The European Commission has already opened a public consultation to relaunch the debate on the reform of the economic governance framework. The requirements state that the sustainability of the public finances must be assured without jeopardising the economic recovery, and that the rules must be simple and their application transparent. With the experience of the last few decades we already know that combining all these ingredients is not an easy task. But the European Commission is also opening the door to incorporate mechanisms into the framework that encourage economic reforms and that incentivise the investment needed to transition towards a more sustainable and environmentally friendly economy, while also facilitating the process of integration of the Economic and Monetary Union. These are ambitious goals, which inevitably place some of the most sensitive issues back on the European table.
Much of the debate focuses on how to adapt the deficit and debt targets to the new environment. At one extreme, there are those who would prefer to eliminate them and replace them with an institution that would carry out a detailed analysis of the fiscal policy that each country must pursue in order to ensure the sustainability of their public finances. Others prefer to keep the current rules in place, introducing some exceptions, such as excluding from the deficit calculation certain types of investment that facilitate the ecological transition. Conceptually, there is no clearly superior option. They all have their benefits, but also their drawbacks.

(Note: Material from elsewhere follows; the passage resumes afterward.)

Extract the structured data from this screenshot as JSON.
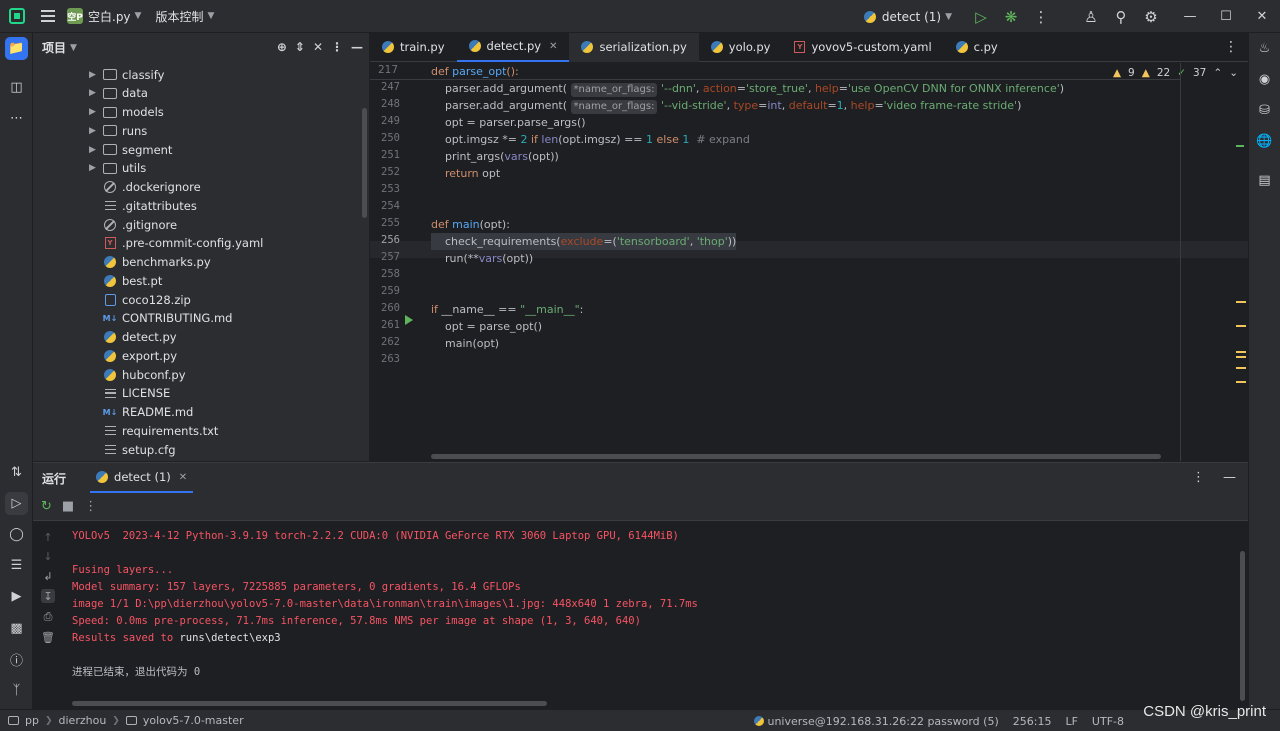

This time, however, the Commission invites us to go one step further. Perhaps this is the way in which all the various ingredients can fit together better than they have done in the past. The proposal put forward by the Elcano Royal Institute is along these lines. It is ambitious, realistic and detailed. It proposes a moderate revision of the fiscal rules, maintaining the deficit and debt thresholds as a benchmark but pointing out that, when they are exceeded, the reasons must be taken into account and a distinction must be made between situations that are triggered by temporary economic recession and those of a more chronic nature. It also proposes the creation of a European System of Independent Fiscal Authorities in order to prevent the generation of fiscal imbalances. Furthermore, it advocates the creation of a permanent central fiscal authority in the form of a European institution with resources to promote investment in key areas such as the energy transition. Access to these funds, which would be subject to certain milestones being met and reforms being implemented, ought to introduce the appropriate incentives for European countries to improve both their fiscal and their economic policies. Of course, all this would need to be accompanied by measures to boost the democratic legitimacy of the key institutions involved in this process and, in particular, the European Parliament should play a central role.
These are bold words. A window has reopened for Europe to take a big step forward. No doubt this will once again highlight the tension between the urgency to further shape the European project, because the links that unite us are growing ever greater, and the misgivings fuelled by the mistakes made and the cacophony that reigns in the new media. We must remain vigilant and continue to push to move ever closer to making the European dream a reality.